Key farm groups back revenue plan
Three influential farm groups Wednesday urged the House and Senate agriculture committees to replace the main existing commodity programs with a revenue-based risk management plan that would pay for some losses not covered by crop insurance.
Today’s letter to the chairs and ranking minority members of the ag committees was signed by the American Soybean Association, National Corn Growers Association and National Farmers Union.
All three have their own farm bill proposals but they’ve united behind the idea of replacing existing farm programs, including the often criticized direct payments, with a program helps farmers only when they have losses in revenue.
The groups said that federal budget realities “make it imperative to find a viable risk management approach that can replace several existing programs, including Direct Payments, Countercyclical Payments, SURE, and the ACRE program.”
“…under a revenue-based program, compensation for losses that exceed a certain threshold would only be made as they are incurred, on all production, and only on a portion of the loss,” the groups point out. “This stands in contrast with the current Direct Payment program under which farmers receive payments regardless of whether they produce a crop or incur a loss. Also, many producers participate in the crop insurance program at levels that require losses of 30 percent or more before they are compensated. With the elimination of other elements of the farm safety net, a program is needed to offset part of these losses should they occur.”
They also voiced “strong support” for keeping the existing crop insurance program. Any revenue program “should be designed to complement rather than overlap or replace this key part of the farm program safety net,” they said.
The Corn Growers’ vice president of public policy, Jon Doggett, told Agriculture.com that he believes the agriculture committees will try to write at least an abbreviated farm bill to present to the 12-member deficit-cutting Super Committee by November 1. On Monday of this week the ag committees wrote the deficit cutters offering support for cutting agricultural spending by $23 billion over 10 years.
Normally, writing a farm bill involves a series of hearings and bill drafting that takes about 15 months, Doggett said.
“We’re accelerating a 15-month process into less than a month,” Doggett said.
“By necessity, this process is going to be done behind closed doors and by a very small number of members of Congress and we won’t know what they’re going to get done until it’s done,” he said.
And whatever the committees recommend may not be a final cost cutting bill that the Super Committee must produce before Thanksgiving. One possibility would be cutting even more. Eliminating direct payments and not replacing them with anything could save the government some $50 billion over ten years. The Super Committee could eliminate all farm programs and keep only a limited crop insurance program.
“There are members of Congress that would have no problem going down that road,” Doggett said.
Of the $23 billion in savings that the ag committees have endorsed, Doggett said he consistently hears that $15 billion would come from commodity programs, Doggett said.
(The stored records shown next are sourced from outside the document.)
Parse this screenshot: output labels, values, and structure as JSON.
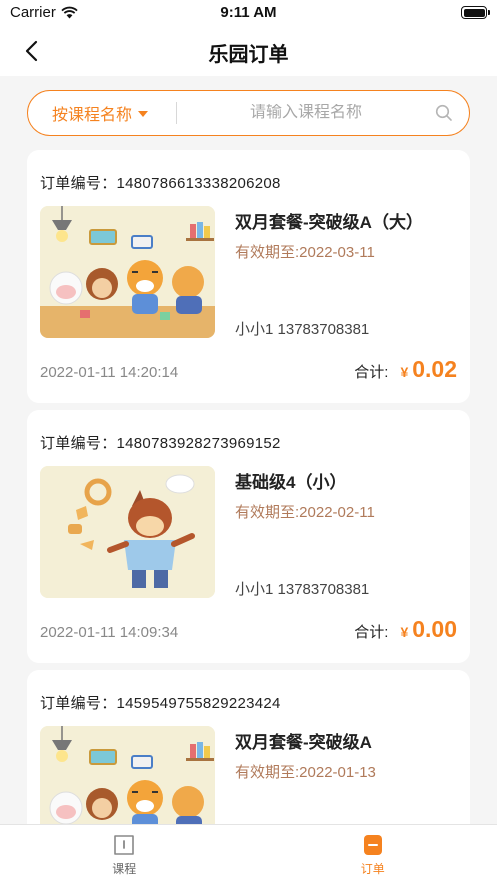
{
  "status_bar": {
    "carrier": "Carrier",
    "time": "9:11 AM"
  },
  "nav": {
    "title": "乐园订单"
  },
  "search": {
    "filter_label": "按课程名称",
    "placeholder": "请输入课程名称"
  },
  "orders": [
    {
      "order_no_label": "订单编号：1480786613338206208",
      "course": "双月套餐-突破级A（大）",
      "valid_until": "有效期至:2022-03-11",
      "student": "小小1   13783708381",
      "created": "2022-01-11 14:20:14",
      "total_label": "合计:",
      "currency": "¥",
      "amount": "0.02",
      "image": "classroom-cartoon-animals"
    },
    {
      "order_no_label": "订单编号：1480783928273969152",
      "course": "基础级4（小）",
      "valid_until": "有效期至:2022-02-11",
      "student": "小小1   13783708381",
      "created": "2022-01-11 14:09:34",
      "total_label": "合计:",
      "currency": "¥",
      "amount": "0.00",
      "image": "cartoon-horse-chef"
    },
    {
      "order_no_label": "订单编号：1459549755829223424",
      "course": "双月套餐-突破级A",
      "valid_until": "有效期至:2022-01-13",
      "student": "",
      "created": "",
      "total_label": "",
      "currency": "",
      "amount": "",
      "image": "classroom-cartoon-animals"
    }
  ],
  "tabbar": {
    "courses": "课程",
    "orders": "订单"
  },
  "colors": {
    "accent": "#f5821f",
    "valid_text": "#b07a5a"
  }
}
The amount the committees want to cut from nutrition and conservation programs varies according to different sources.
The farm groups are hoping that at least some of the funds saved by cutting existing programs would be available to pay for a revenue program.
“It’s pushing a dime across the table and getting a nickel back, but it sure beats pushing a dime across the table and having them take your hand,” Doggett says.
This week Senators Chuck Grassley (R-IA) and Tim Johnson (D-SD) wrote the committee to urge it to put a limit of $250,000 on potential payments a farm couple could receive. Their proposal is designed for existing farm programs, including direct payments and counter-cyclical payments.
But the letter to the Super Committee (or the Joint Select Committee on Deficit Reduction) also recommends adapting payment limits to any new program.
“Whatever the result, our main point is that setting a meaningful payment limitation and closing current loopholes in the law will provide savings and add integrity to the farm programs,” the two senators said.
Doggett argues that a revenue program would be more like crop insurance and it wouldn’t be fair to penalize producers who might go years without getting payments from the new program, only to limit them in a bad year when their losses exceed any payment limits.
“We don’t have limits on crop insurance,” he said, and the agricultural industry is different than it was five years ago.
“You’re insuring [against] a much bigger loss. You managing a lot bigger risk,” Doggett said.
Johnson said during a press conference on Thursday that he believes the chances of getting Congress to support strict payment limits are better than ever.
When asked if he would support limits on crop insurance, he said, “I could support that as long as they are reasonable.”